This explains why nobody complained about the massive destruction of  Manila. It was an acceptable price to pay to be able to pulverize the hated Japanese who were holed up inside Intramuros and other historical buildings.

This explains why even in the US Supreme Court, only two justices (one of them being  Justice Frank Murphy, the last American Governor General in the Philippines)  questioned the possible violation of the rights of the accused Yamashita and Homma during their trial before a military commission created by General McArthur.

A national artist – still under age during the war – confessed that his dream was  to enlist in the army as soon as he grew up so he could kill the first Japanese he encountered.

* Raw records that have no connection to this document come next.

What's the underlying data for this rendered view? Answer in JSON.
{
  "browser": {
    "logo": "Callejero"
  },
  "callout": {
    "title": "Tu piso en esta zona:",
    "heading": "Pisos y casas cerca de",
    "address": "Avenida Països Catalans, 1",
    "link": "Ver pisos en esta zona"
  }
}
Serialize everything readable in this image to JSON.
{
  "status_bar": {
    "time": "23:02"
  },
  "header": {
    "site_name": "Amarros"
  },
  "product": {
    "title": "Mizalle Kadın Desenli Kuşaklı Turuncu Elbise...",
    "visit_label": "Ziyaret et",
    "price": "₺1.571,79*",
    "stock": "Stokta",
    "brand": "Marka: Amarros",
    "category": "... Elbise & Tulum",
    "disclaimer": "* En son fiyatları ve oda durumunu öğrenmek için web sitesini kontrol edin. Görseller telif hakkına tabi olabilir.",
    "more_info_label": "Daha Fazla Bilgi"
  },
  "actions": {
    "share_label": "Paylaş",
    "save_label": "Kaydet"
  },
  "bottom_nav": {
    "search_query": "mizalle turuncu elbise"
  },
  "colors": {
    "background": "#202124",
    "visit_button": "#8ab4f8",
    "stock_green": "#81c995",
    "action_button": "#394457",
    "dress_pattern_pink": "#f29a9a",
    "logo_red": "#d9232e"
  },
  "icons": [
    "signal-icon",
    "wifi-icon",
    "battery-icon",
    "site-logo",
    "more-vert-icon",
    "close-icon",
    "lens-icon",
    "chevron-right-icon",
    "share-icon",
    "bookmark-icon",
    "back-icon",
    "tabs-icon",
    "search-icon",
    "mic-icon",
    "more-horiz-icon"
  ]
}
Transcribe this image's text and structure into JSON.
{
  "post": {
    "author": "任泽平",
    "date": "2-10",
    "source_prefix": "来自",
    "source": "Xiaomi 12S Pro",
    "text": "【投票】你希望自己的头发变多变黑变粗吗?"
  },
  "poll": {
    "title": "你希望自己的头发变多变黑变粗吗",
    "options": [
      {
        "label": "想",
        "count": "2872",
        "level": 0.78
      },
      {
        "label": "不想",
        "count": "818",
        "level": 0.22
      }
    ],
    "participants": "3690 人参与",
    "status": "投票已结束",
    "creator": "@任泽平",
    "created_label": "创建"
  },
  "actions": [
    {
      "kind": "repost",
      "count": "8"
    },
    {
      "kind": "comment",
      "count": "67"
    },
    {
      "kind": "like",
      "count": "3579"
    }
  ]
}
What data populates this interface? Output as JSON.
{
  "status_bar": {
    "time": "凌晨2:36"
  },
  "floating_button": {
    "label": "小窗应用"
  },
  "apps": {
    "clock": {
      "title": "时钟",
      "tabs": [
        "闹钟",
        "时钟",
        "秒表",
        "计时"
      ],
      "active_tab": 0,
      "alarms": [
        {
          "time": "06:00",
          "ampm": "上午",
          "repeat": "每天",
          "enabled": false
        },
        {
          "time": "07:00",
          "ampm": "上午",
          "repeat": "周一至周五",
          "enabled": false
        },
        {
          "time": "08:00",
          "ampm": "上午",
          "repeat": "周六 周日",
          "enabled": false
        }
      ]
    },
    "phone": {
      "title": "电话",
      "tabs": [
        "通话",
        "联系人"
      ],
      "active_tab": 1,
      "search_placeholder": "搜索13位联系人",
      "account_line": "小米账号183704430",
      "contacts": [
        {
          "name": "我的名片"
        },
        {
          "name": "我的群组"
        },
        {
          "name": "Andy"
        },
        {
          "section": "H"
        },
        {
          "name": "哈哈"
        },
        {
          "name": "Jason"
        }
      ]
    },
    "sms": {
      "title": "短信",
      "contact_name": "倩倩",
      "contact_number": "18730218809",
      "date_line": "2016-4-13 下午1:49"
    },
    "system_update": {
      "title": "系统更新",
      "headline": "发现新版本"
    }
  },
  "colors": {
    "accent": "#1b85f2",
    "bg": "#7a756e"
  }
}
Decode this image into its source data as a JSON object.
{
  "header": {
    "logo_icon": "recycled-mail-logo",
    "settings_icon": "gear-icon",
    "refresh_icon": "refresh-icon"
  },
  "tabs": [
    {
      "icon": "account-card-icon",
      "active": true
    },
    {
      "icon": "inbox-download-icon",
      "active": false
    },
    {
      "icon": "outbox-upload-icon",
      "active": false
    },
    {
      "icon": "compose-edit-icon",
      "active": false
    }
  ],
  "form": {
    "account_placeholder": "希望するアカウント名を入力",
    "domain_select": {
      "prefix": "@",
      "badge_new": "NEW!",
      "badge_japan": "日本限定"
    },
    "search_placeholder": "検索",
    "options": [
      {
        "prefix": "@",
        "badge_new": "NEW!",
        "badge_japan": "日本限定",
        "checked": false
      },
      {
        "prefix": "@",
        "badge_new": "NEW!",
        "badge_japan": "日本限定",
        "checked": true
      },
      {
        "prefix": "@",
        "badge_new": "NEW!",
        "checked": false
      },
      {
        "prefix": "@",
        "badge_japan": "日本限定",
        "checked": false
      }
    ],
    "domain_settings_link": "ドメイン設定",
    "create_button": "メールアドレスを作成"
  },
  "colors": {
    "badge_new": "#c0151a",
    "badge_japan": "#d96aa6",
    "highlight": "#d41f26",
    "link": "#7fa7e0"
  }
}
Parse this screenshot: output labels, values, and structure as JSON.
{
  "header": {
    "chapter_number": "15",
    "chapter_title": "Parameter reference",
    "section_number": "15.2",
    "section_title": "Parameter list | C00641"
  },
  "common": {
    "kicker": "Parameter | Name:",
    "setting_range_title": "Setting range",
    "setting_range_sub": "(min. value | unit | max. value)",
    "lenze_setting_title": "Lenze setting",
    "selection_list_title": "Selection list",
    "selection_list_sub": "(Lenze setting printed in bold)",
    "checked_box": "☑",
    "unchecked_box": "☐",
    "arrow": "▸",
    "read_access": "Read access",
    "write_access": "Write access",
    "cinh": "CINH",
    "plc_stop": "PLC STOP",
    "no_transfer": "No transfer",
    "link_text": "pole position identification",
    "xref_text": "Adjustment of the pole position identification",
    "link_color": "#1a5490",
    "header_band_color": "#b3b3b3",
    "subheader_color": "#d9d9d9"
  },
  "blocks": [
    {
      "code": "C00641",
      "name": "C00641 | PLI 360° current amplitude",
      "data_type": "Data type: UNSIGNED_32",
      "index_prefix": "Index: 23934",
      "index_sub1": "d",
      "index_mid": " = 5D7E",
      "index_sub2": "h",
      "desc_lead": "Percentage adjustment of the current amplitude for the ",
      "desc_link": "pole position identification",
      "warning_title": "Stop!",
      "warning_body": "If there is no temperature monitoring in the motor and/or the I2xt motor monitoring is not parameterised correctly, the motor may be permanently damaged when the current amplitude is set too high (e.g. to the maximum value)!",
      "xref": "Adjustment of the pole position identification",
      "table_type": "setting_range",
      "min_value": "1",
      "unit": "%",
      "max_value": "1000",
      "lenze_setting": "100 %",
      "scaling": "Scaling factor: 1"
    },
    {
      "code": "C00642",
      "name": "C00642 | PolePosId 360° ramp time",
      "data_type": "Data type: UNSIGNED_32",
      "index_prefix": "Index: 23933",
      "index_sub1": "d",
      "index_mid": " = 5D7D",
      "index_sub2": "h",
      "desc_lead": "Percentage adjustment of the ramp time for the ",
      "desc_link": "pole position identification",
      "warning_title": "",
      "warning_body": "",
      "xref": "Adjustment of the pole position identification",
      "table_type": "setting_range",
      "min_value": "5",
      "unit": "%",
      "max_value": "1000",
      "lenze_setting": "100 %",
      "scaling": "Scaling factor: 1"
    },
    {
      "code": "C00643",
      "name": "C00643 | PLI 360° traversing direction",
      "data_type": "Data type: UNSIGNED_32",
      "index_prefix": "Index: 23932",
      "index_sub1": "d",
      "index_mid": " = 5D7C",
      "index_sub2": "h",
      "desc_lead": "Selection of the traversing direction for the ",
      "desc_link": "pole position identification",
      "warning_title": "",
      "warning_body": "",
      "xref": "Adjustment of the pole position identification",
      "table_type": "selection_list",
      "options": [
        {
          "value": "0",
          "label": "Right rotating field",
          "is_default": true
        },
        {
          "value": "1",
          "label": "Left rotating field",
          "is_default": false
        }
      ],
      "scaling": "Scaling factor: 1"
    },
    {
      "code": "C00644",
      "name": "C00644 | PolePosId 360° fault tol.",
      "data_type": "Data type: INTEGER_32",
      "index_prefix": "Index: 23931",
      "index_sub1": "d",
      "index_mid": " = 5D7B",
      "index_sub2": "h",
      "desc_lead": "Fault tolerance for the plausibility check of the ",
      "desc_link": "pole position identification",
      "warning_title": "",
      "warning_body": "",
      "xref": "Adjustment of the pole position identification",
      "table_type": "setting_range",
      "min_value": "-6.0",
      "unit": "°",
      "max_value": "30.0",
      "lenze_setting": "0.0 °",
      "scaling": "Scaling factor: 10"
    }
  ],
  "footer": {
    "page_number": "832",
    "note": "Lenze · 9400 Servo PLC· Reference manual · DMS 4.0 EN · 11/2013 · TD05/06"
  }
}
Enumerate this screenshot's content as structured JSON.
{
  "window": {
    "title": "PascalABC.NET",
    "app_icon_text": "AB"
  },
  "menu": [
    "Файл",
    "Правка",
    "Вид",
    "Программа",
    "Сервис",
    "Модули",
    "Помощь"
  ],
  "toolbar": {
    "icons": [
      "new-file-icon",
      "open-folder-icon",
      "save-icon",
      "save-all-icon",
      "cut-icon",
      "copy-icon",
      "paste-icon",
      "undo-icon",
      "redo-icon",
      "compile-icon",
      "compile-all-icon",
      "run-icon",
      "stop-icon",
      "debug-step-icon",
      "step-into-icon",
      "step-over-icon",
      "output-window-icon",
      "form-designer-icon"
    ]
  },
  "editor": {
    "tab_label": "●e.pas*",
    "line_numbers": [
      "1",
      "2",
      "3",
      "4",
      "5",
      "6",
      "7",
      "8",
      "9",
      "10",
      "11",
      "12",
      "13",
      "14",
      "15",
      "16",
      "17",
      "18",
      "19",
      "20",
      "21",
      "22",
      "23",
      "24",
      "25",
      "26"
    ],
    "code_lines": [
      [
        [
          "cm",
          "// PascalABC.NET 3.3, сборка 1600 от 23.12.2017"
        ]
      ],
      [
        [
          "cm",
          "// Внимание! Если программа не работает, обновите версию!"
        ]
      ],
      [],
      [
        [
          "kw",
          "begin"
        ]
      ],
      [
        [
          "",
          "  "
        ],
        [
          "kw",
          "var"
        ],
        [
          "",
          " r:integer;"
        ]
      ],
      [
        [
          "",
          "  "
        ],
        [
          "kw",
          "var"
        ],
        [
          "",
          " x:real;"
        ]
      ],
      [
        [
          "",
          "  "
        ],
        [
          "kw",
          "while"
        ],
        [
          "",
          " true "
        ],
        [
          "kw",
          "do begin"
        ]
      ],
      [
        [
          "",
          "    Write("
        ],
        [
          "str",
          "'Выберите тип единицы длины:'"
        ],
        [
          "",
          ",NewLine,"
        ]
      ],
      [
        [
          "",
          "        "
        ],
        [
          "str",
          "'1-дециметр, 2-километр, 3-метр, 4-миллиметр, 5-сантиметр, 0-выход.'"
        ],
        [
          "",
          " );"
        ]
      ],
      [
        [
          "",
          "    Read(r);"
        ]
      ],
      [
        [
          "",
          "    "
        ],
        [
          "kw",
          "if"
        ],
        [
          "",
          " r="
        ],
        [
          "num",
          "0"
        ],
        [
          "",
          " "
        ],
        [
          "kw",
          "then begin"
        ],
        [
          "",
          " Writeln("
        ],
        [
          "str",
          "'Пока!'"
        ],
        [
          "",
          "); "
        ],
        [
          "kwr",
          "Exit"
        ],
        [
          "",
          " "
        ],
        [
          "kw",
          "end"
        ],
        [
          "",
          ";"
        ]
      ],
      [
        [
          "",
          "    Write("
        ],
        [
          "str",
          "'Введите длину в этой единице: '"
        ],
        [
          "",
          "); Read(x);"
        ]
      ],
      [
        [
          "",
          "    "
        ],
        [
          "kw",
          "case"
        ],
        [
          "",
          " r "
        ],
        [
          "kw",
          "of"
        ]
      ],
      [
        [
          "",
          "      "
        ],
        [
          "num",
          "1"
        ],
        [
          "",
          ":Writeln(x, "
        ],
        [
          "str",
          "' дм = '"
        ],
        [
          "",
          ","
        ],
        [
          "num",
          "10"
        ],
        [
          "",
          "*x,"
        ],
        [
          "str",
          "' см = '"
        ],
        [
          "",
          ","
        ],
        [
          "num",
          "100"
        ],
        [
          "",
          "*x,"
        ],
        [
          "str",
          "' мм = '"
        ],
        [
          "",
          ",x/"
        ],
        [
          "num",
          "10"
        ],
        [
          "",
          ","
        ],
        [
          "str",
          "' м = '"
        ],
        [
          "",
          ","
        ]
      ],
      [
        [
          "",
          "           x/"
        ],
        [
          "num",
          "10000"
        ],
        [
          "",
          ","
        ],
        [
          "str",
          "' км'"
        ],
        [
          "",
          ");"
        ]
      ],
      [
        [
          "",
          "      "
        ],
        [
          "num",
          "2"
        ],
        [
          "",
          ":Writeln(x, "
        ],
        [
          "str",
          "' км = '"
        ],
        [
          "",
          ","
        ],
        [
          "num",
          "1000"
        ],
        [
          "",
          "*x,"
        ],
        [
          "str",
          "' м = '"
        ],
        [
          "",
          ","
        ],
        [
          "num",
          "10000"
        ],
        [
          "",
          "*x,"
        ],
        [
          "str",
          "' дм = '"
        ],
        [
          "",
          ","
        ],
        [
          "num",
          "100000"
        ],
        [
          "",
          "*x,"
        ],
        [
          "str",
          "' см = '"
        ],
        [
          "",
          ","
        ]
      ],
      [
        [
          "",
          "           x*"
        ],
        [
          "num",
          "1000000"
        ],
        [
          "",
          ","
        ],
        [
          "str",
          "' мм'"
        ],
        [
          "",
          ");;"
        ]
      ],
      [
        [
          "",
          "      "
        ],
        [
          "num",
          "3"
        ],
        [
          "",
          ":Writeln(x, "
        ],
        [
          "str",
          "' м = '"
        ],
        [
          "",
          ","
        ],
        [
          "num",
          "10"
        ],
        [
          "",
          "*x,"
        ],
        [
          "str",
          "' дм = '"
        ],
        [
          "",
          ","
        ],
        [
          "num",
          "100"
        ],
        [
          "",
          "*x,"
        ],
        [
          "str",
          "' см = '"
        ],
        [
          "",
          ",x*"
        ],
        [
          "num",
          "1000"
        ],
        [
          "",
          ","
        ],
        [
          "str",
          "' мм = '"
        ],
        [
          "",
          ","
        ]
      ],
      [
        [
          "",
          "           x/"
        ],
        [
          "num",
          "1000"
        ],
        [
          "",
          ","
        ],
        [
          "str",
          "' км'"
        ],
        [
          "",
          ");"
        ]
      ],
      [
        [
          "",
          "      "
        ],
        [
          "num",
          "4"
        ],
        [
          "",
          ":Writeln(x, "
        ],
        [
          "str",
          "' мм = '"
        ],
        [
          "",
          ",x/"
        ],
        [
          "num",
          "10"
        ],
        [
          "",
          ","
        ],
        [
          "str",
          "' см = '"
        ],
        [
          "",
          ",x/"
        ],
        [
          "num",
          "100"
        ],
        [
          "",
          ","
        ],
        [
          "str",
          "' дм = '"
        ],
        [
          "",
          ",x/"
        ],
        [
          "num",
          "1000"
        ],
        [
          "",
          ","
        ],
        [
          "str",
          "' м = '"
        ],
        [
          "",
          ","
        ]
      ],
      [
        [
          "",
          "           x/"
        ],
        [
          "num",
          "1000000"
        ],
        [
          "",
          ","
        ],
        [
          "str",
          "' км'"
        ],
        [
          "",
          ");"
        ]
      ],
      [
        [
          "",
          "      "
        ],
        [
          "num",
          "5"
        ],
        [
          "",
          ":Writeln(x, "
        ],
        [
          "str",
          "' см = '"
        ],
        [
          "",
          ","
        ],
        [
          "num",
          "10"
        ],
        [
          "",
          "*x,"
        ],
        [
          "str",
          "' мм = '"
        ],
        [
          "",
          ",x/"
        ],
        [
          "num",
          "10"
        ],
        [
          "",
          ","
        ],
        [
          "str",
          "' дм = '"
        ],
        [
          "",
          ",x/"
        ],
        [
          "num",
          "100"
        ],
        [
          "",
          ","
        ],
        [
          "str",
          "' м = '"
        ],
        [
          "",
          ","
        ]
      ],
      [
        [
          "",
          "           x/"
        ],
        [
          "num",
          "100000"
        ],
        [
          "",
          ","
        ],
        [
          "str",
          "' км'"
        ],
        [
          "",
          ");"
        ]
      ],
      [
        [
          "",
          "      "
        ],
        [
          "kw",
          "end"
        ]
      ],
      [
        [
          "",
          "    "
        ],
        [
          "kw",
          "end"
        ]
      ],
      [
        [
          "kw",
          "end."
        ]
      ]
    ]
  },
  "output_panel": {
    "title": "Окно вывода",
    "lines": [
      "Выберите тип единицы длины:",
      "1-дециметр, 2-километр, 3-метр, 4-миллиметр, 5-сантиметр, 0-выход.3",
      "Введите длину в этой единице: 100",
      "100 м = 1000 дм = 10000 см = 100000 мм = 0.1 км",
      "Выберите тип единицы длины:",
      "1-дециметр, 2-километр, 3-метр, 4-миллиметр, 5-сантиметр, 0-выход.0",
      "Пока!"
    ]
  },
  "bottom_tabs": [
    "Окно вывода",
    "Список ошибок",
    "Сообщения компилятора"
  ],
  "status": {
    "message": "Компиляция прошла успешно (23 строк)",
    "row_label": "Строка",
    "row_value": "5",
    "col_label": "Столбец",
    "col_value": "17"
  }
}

Against this backdrop, the writings of   Salvador P. Lopez (“The Judgment of History”)  and Jaime C. Laya (“The Calvary of Elpidio Quirino, 1945-53”) give us a  measure of Quirino’s self-sacrifice and statesmanship.

Lopez wrote:

“As the (allied troops)  shelled the Japanese military installations in the area the Japanese soldiers, in sheer desperation , knowing they could not escape alive , indulged in a cold-blooded massacre of the residents. It was in the course of this murderous rampage that tragedy overtook the Quirino family.

“Quirino had gathered his wife and childen about him on that fateful day of 9th February 1945 in the family residence on Colorado Street( presently Felipe Agoncillo), Ermita, to plan their escape from the area.

“It was four oclock in the afternoon. The Japanese had transformed the neighborhood into a holocaust of fire and death. A barrage of shells hit the roof of the Quirino residence. As the house burned, Elpidio decided to escape with his family to the home of his mother-in-law, Mrs. Concepcion Jimenez Syquia, on the same street.

“In a desperate attempt to get out of the hell-hole, Elpidio ordered his son, Tomas, to lead the group. Dona Alicia cuddled her two daughters, infant Fe and Norma. Another son, Armando, carried the family valuables. All the members of the family then dashed towards the Syquia residence. Tomas and Victoria led the group.

“Half-way across the street, four Japanese marines, camouflaged in leaves, machine-gunned them. Looking back, Tomas saw the bodies of his mother and two sisters lying lifeless on the ground. Mrs. Quirino died hugging Fe, while Norma lay dead beside her. Armando tried to retrieve their dead bodies but was stopped by machine-gun fire.”

Jaime C.  Laya (“The Calvary of Elpidio Quirino, 1945-53”) provided other gory details of the massacre. 

“Carrying the toddler Fe Angela, Mrs. Quirino flees with Tommy, Norma and Vicky to her mother’s home. Elpidio and Armando stay behind gathering food and valuables.

“The panicked group reaches the Syquia mansion’s gate, but from Leon Guinto, a machine gun fires. Mortally wounded, Alicia and Norma fall. Fe Angela, pinned under  her mother, is bayoneted. Tommy and Vicky escape. Another shell hits the Quirino home and Elpidio and Armando run. With Agoncillo Street perilous they go through fences, over walls, under houses, separated in the confusion.

“Early in the morning, Elpidio reaches the Syquia home, alone.

“Elpidio can only retrieve Fe Angela and buries her broken body by the garage”.

Indeed, Quirino must have agonized before he signed the Presidential pardon. He was practically alone in a nation that wanted to completely destroy the enemy.

To those who sought vengeance, he said: “I should be the last one to pardon them as the Japanese killed my wife and three children, and five other members of my family. I am doing this because I do not want my children and my people to inherit from me the hate for people who might yet be our friends, for the permanent interest of our country.”

At the Quirino household, Quirino’s surviving children – daughter Victoria and son Tomas did not, hereafter, hear their father dwell on the family misfortune. In his own book, The Memoirs,  there was no mention of the tragedy. 

In the end,  Quirino’s humanity prevailed. He decided to stop the violence. In the process, he did manage to destroy the enemy – by making them our friends.